Web page and app entries
________
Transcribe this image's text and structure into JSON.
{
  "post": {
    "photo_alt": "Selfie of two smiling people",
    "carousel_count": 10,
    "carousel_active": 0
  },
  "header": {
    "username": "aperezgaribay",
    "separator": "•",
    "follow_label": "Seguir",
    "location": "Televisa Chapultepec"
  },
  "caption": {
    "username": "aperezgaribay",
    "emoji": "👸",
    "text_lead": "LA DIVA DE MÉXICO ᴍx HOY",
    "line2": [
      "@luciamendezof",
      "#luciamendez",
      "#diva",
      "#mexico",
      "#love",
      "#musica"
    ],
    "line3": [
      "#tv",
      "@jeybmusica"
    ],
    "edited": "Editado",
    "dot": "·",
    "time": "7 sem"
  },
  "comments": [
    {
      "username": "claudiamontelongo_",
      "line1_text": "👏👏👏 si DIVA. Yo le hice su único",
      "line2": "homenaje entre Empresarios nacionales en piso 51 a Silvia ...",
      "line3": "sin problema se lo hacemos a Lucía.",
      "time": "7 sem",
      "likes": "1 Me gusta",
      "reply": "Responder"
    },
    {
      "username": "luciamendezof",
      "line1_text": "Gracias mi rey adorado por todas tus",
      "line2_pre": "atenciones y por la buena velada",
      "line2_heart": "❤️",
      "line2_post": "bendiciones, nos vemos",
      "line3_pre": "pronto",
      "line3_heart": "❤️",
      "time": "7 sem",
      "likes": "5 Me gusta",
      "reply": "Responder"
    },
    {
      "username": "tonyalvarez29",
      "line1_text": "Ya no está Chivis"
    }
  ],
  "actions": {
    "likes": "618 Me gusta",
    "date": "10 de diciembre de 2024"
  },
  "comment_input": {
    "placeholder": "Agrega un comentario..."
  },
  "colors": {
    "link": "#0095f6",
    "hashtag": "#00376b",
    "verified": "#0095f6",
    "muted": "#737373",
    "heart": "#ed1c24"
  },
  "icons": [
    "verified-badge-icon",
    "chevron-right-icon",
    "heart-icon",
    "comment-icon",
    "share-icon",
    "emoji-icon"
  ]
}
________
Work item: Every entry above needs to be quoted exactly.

Written solution:
Transcribe this image's text and structure into JSON.
{
  "post": {
    "photo_alt": "Selfie of two smiling people",
    "carousel_count": 10,
    "carousel_active": 0
  },
  "header": {
    "username": "aperezgaribay",
    "separator": "•",
    "follow_label": "Seguir",
    "location": "Televisa Chapultepec"
  },
  "caption": {
    "username": "aperezgaribay",
    "emoji": "👸",
    "text_lead": "LA DIVA DE MÉXICO ᴍx HOY",
    "line2": [
      "@luciamendezof",
      "#luciamendez",
      "#diva",
      "#mexico",
      "#love",
      "#musica"
    ],
    "line3": [
      "#tv",
      "@jeybmusica"
    ],
    "edited": "Editado",
    "dot": "·",
    "time": "7 sem"
  },
  "comments": [
    {
      "username": "claudiamontelongo_",
      "line1_text": "👏👏👏 si DIVA. Yo le hice su único",
      "line2": "homenaje entre Empresarios nacionales en piso 51 a Silvia ...",
      "line3": "sin problema se lo hacemos a Lucía.",
      "time": "7 sem",
      "likes": "1 Me gusta",
      "reply": "Responder"
    },
    {
      "username": "luciamendezof",
      "line1_text": "Gracias mi rey adorado por todas tus",
      "line2_pre": "atenciones y por la buena velada",
      "line2_heart": "❤️",
      "line2_post": "bendiciones, nos vemos",
      "line3_pre": "pronto",
      "line3_heart": "❤️",
      "time": "7 sem",
      "likes": "5 Me gusta",
      "reply": "Responder"
    },
    {
      "username": "tonyalvarez29",
      "line1_text": "Ya no está Chivis"
    }
  ],
  "actions": {
    "likes": "618 Me gusta",
    "date": "10 de diciembre de 2024"
  },
  "comment_input": {
    "placeholder": "Agrega un comentario..."
  },
  "colors": {
    "link": "#0095f6",
    "hashtag": "#00376b",
    "verified": "#0095f6",
    "muted": "#737373",
    "heart": "#ed1c24"
  },
  "icons": [
    "verified-badge-icon",
    "chevron-right-icon",
    "heart-icon",
    "comment-icon",
    "share-icon",
    "emoji-icon"
  ]
}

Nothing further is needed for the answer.